++++ EXERCISE INPUTS

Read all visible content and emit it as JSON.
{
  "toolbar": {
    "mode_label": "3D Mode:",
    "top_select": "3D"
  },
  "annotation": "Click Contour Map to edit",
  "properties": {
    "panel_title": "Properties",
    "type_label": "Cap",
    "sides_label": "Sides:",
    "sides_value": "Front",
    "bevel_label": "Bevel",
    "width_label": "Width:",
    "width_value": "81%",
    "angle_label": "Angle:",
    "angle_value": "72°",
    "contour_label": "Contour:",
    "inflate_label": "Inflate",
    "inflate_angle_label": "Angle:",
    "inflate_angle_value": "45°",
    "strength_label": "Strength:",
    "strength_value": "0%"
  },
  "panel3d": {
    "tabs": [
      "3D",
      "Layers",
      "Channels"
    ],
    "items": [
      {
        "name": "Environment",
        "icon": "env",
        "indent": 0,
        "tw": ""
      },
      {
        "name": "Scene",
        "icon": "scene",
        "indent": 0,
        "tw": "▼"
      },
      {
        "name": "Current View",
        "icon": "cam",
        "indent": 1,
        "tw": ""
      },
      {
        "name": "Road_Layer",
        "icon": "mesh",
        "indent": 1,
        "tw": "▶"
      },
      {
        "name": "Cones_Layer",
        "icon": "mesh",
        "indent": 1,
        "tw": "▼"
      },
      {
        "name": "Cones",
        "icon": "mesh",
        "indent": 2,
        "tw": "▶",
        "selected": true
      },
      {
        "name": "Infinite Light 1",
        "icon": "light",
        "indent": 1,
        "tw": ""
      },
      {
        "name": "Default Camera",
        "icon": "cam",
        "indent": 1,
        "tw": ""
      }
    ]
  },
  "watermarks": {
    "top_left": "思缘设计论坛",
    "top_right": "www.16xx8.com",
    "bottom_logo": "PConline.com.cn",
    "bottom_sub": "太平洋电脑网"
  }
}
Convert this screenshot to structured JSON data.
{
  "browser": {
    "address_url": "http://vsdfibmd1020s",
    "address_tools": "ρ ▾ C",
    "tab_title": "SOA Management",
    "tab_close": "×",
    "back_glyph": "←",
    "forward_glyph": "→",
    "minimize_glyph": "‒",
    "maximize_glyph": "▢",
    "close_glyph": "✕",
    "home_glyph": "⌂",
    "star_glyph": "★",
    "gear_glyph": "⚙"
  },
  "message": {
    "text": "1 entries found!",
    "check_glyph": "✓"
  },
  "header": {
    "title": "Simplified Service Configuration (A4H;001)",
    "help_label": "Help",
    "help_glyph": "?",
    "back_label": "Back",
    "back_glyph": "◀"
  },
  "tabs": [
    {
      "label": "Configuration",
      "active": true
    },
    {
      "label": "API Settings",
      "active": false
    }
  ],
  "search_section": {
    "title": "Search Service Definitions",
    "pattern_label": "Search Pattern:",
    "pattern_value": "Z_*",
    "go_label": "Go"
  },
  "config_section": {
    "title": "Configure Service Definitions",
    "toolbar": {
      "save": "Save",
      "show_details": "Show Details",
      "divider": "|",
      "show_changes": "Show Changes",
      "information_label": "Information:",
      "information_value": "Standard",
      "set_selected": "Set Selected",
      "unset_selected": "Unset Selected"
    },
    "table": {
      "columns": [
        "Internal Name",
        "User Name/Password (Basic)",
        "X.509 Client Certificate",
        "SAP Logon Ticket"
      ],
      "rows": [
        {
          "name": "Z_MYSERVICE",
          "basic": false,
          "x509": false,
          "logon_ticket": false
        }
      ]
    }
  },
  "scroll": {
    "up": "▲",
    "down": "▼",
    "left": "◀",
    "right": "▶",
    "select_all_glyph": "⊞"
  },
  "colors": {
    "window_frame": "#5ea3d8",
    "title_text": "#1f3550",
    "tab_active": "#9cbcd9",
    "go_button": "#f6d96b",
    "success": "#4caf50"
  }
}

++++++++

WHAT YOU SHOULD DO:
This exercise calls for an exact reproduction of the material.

EXERCISE RESULT:
Read all visible content and emit it as JSON.
{
  "toolbar": {
    "mode_label": "3D Mode:",
    "top_select": "3D"
  },
  "annotation": "Click Contour Map to edit",
  "properties": {
    "panel_title": "Properties",
    "type_label": "Cap",
    "sides_label": "Sides:",
    "sides_value": "Front",
    "bevel_label": "Bevel",
    "width_label": "Width:",
    "width_value": "81%",
    "angle_label": "Angle:",
    "angle_value": "72°",
    "contour_label": "Contour:",
    "inflate_label": "Inflate",
    "inflate_angle_label": "Angle:",
    "inflate_angle_value": "45°",
    "strength_label": "Strength:",
    "strength_value": "0%"
  },
  "panel3d": {
    "tabs": [
      "3D",
      "Layers",
      "Channels"
    ],
    "items": [
      {
        "name": "Environment",
        "icon": "env",
        "indent": 0,
        "tw": ""
      },
      {
        "name": "Scene",
        "icon": "scene",
        "indent": 0,
        "tw": "▼"
      },
      {
        "name": "Current View",
        "icon": "cam",
        "indent": 1,
        "tw": ""
      },
      {
        "name": "Road_Layer",
        "icon": "mesh",
        "indent": 1,
        "tw": "▶"
      },
      {
        "name": "Cones_Layer",
        "icon": "mesh",
        "indent": 1,
        "tw": "▼"
      },
      {
        "name": "Cones",
        "icon": "mesh",
        "indent": 2,
        "tw": "▶",
        "selected": true
      },
      {
        "name": "Infinite Light 1",
        "icon": "light",
        "indent": 1,
        "tw": ""
      },
      {
        "name": "Default Camera",
        "icon": "cam",
        "indent": 1,
        "tw": ""
      }
    ]
  },
  "watermarks": {
    "top_left": "思缘设计论坛",
    "top_right": "www.16xx8.com",
    "bottom_logo": "PConline.com.cn",
    "bottom_sub": "太平洋电脑网"
  }
}
Convert this screenshot to structured JSON data.
{
  "browser": {
    "address_url": "http://vsdfibmd1020s",
    "address_tools": "ρ ▾ C",
    "tab_title": "SOA Management",
    "tab_close": "×",
    "back_glyph": "←",
    "forward_glyph": "→",
    "minimize_glyph": "‒",
    "maximize_glyph": "▢",
    "close_glyph": "✕",
    "home_glyph": "⌂",
    "star_glyph": "★",
    "gear_glyph": "⚙"
  },
  "message": {
    "text": "1 entries found!",
    "check_glyph": "✓"
  },
  "header": {
    "title": "Simplified Service Configuration (A4H;001)",
    "help_label": "Help",
    "help_glyph": "?",
    "back_label": "Back",
    "back_glyph": "◀"
  },
  "tabs": [
    {
      "label": "Configuration",
      "active": true
    },
    {
      "label": "API Settings",
      "active": false
    }
  ],
  "search_section": {
    "title": "Search Service Definitions",
    "pattern_label": "Search Pattern:",
    "pattern_value": "Z_*",
    "go_label": "Go"
  },
  "config_section": {
    "title": "Configure Service Definitions",
    "toolbar": {
      "save": "Save",
      "show_details": "Show Details",
      "divider": "|",
      "show_changes": "Show Changes",
      "information_label": "Information:",
      "information_value": "Standard",
      "set_selected": "Set Selected",
      "unset_selected": "Unset Selected"
    },
    "table": {
      "columns": [
        "Internal Name",
        "User Name/Password (Basic)",
        "X.509 Client Certificate",
        "SAP Logon Ticket"
      ],
      "rows": [
        {
          "name": "Z_MYSERVICE",
          "basic": false,
          "x509": false,
          "logon_ticket": false
        }
      ]
    }
  },
  "scroll": {
    "up": "▲",
    "down": "▼",
    "left": "◀",
    "right": "▶",
    "select_all_glyph": "⊞"
  },
  "colors": {
    "window_frame": "#5ea3d8",
    "title_text": "#1f3550",
    "tab_active": "#9cbcd9",
    "go_button": "#f6d96b",
    "success": "#4caf50"
  }
}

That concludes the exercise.